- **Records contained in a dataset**

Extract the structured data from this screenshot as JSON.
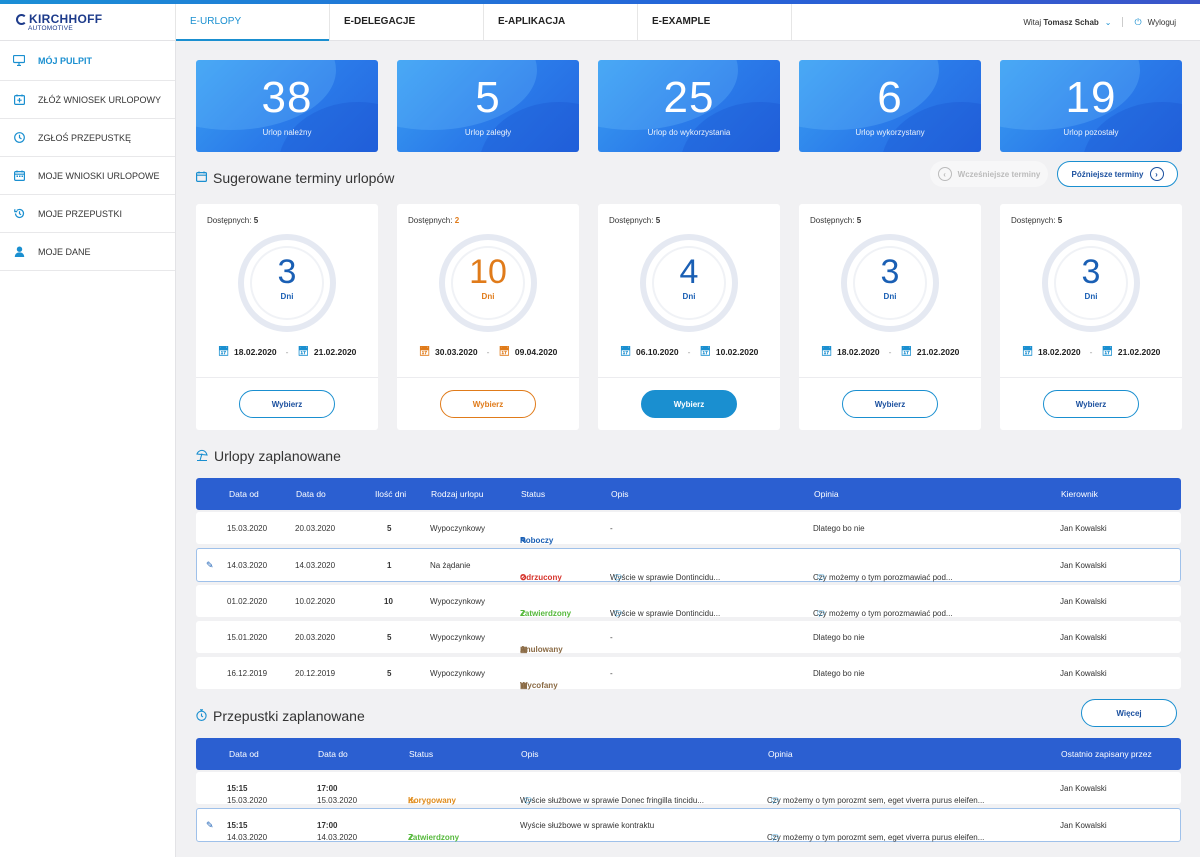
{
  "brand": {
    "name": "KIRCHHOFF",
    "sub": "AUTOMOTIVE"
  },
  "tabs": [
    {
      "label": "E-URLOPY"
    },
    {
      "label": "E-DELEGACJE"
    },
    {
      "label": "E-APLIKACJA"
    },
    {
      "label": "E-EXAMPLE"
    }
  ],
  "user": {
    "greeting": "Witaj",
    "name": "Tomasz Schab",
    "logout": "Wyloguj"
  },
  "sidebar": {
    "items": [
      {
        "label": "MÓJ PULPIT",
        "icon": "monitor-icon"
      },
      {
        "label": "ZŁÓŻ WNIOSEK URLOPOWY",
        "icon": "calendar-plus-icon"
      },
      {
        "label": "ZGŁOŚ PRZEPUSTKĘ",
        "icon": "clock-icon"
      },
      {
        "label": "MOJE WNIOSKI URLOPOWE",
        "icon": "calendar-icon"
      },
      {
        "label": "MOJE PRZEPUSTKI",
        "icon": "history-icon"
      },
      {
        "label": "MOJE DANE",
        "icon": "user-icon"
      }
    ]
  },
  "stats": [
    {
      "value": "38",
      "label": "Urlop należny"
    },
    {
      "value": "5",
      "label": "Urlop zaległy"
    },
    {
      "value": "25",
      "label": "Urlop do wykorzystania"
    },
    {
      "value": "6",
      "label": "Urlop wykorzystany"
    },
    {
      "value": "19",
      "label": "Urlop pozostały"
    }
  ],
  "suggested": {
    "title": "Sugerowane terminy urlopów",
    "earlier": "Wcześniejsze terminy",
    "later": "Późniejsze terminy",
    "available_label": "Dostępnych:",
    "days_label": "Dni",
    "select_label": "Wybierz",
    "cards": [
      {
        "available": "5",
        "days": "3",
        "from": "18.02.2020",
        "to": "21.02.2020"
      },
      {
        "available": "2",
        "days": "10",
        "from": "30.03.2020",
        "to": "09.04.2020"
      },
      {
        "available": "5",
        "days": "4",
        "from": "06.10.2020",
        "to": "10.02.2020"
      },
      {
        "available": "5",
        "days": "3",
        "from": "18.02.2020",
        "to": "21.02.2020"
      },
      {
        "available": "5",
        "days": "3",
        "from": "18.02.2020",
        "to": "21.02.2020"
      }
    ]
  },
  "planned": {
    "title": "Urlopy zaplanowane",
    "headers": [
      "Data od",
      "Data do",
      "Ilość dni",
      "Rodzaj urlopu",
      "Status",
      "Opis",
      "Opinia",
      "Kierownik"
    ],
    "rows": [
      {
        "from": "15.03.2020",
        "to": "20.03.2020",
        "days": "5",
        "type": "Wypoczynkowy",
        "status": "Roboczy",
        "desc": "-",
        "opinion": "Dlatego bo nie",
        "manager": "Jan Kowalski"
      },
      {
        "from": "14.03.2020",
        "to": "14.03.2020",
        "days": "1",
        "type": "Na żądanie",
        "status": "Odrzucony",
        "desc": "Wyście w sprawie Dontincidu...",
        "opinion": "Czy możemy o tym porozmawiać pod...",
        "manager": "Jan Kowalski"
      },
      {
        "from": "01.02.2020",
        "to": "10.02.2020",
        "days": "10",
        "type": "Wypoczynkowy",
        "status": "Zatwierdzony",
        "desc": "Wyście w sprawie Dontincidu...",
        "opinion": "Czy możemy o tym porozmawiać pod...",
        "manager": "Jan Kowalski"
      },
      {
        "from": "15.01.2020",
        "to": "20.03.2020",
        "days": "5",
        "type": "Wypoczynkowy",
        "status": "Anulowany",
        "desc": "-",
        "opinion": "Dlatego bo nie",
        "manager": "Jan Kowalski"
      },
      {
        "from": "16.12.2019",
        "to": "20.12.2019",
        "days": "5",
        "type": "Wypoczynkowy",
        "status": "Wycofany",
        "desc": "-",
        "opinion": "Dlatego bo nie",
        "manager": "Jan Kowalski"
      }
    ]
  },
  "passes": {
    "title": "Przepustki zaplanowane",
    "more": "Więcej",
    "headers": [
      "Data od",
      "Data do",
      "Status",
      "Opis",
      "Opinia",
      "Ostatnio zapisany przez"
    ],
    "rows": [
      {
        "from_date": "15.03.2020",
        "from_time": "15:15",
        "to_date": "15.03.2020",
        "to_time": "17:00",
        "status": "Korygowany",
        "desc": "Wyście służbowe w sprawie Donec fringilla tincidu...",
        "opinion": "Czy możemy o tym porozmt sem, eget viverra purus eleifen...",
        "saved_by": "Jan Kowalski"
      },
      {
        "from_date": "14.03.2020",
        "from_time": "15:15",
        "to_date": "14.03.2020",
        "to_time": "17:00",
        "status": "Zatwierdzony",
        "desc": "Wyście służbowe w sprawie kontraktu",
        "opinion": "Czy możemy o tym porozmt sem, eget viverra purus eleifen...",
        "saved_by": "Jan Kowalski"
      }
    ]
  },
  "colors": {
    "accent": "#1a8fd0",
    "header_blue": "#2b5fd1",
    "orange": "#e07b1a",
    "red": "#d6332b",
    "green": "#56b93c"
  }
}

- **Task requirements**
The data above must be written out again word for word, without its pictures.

- **Response**
Extract the structured data from this screenshot as JSON.
{
  "brand": {
    "name": "KIRCHHOFF",
    "sub": "AUTOMOTIVE"
  },
  "tabs": [
    {
      "label": "E-URLOPY"
    },
    {
      "label": "E-DELEGACJE"
    },
    {
      "label": "E-APLIKACJA"
    },
    {
      "label": "E-EXAMPLE"
    }
  ],
  "user": {
    "greeting": "Witaj",
    "name": "Tomasz Schab",
    "logout": "Wyloguj"
  },
  "sidebar": {
    "items": [
      {
        "label": "MÓJ PULPIT",
        "icon": "monitor-icon"
      },
      {
        "label": "ZŁÓŻ WNIOSEK URLOPOWY",
        "icon": "calendar-plus-icon"
      },
      {
        "label": "ZGŁOŚ PRZEPUSTKĘ",
        "icon": "clock-icon"
      },
      {
        "label": "MOJE WNIOSKI URLOPOWE",
        "icon": "calendar-icon"
      },
      {
        "label": "MOJE PRZEPUSTKI",
        "icon": "history-icon"
      },
      {
        "label": "MOJE DANE",
        "icon": "user-icon"
      }
    ]
  },
  "stats": [
    {
      "value": "38",
      "label": "Urlop należny"
    },
    {
      "value": "5",
      "label": "Urlop zaległy"
    },
    {
      "value": "25",
      "label": "Urlop do wykorzystania"
    },
    {
      "value": "6",
      "label": "Urlop wykorzystany"
    },
    {
      "value": "19",
      "label": "Urlop pozostały"
    }
  ],
  "suggested": {
    "title": "Sugerowane terminy urlopów",
    "earlier": "Wcześniejsze terminy",
    "later": "Późniejsze terminy",
    "available_label": "Dostępnych:",
    "days_label": "Dni",
    "select_label": "Wybierz",
    "cards": [
      {
        "available": "5",
        "days": "3",
        "from": "18.02.2020",
        "to": "21.02.2020"
      },
      {
        "available": "2",
        "days": "10",
        "from": "30.03.2020",
        "to": "09.04.2020"
      },
      {
        "available": "5",
        "days": "4",
        "from": "06.10.2020",
        "to": "10.02.2020"
      },
      {
        "available": "5",
        "days": "3",
        "from": "18.02.2020",
        "to": "21.02.2020"
      },
      {
        "available": "5",
        "days": "3",
        "from": "18.02.2020",
        "to": "21.02.2020"
      }
    ]
  },
  "planned": {
    "title": "Urlopy zaplanowane",
    "headers": [
      "Data od",
      "Data do",
      "Ilość dni",
      "Rodzaj urlopu",
      "Status",
      "Opis",
      "Opinia",
      "Kierownik"
    ],
    "rows": [
      {
        "from": "15.03.2020",
        "to": "20.03.2020",
        "days": "5",
        "type": "Wypoczynkowy",
        "status": "Roboczy",
        "desc": "-",
        "opinion": "Dlatego bo nie",
        "manager": "Jan Kowalski"
      },
      {
        "from": "14.03.2020",
        "to": "14.03.2020",
        "days": "1",
        "type": "Na żądanie",
        "status": "Odrzucony",
        "desc": "Wyście w sprawie Dontincidu...",
        "opinion": "Czy możemy o tym porozmawiać pod...",
        "manager": "Jan Kowalski"
      },
      {
        "from": "01.02.2020",
        "to": "10.02.2020",
        "days": "10",
        "type": "Wypoczynkowy",
        "status": "Zatwierdzony",
        "desc": "Wyście w sprawie Dontincidu...",
        "opinion": "Czy możemy o tym porozmawiać pod...",
        "manager": "Jan Kowalski"
      },
      {
        "from": "15.01.2020",
        "to": "20.03.2020",
        "days": "5",
        "type": "Wypoczynkowy",
        "status": "Anulowany",
        "desc": "-",
        "opinion": "Dlatego bo nie",
        "manager": "Jan Kowalski"
      },
      {
        "from": "16.12.2019",
        "to": "20.12.2019",
        "days": "5",
        "type": "Wypoczynkowy",
        "status": "Wycofany",
        "desc": "-",
        "opinion": "Dlatego bo nie",
        "manager": "Jan Kowalski"
      }
    ]
  },
  "passes": {
    "title": "Przepustki zaplanowane",
    "more": "Więcej",
    "headers": [
      "Data od",
      "Data do",
      "Status",
      "Opis",
      "Opinia",
      "Ostatnio zapisany przez"
    ],
    "rows": [
      {
        "from_date": "15.03.2020",
        "from_time": "15:15",
        "to_date": "15.03.2020",
        "to_time": "17:00",
        "status": "Korygowany",
        "desc": "Wyście służbowe w sprawie Donec fringilla tincidu...",
        "opinion": "Czy możemy o tym porozmt sem, eget viverra purus eleifen...",
        "saved_by": "Jan Kowalski"
      },
      {
        "from_date": "14.03.2020",
        "from_time": "15:15",
        "to_date": "14.03.2020",
        "to_time": "17:00",
        "status": "Zatwierdzony",
        "desc": "Wyście służbowe w sprawie kontraktu",
        "opinion": "Czy możemy o tym porozmt sem, eget viverra purus eleifen...",
        "saved_by": "Jan Kowalski"
      }
    ]
  },
  "colors": {
    "accent": "#1a8fd0",
    "header_blue": "#2b5fd1",
    "orange": "#e07b1a",
    "red": "#d6332b",
    "green": "#56b93c"
  }
}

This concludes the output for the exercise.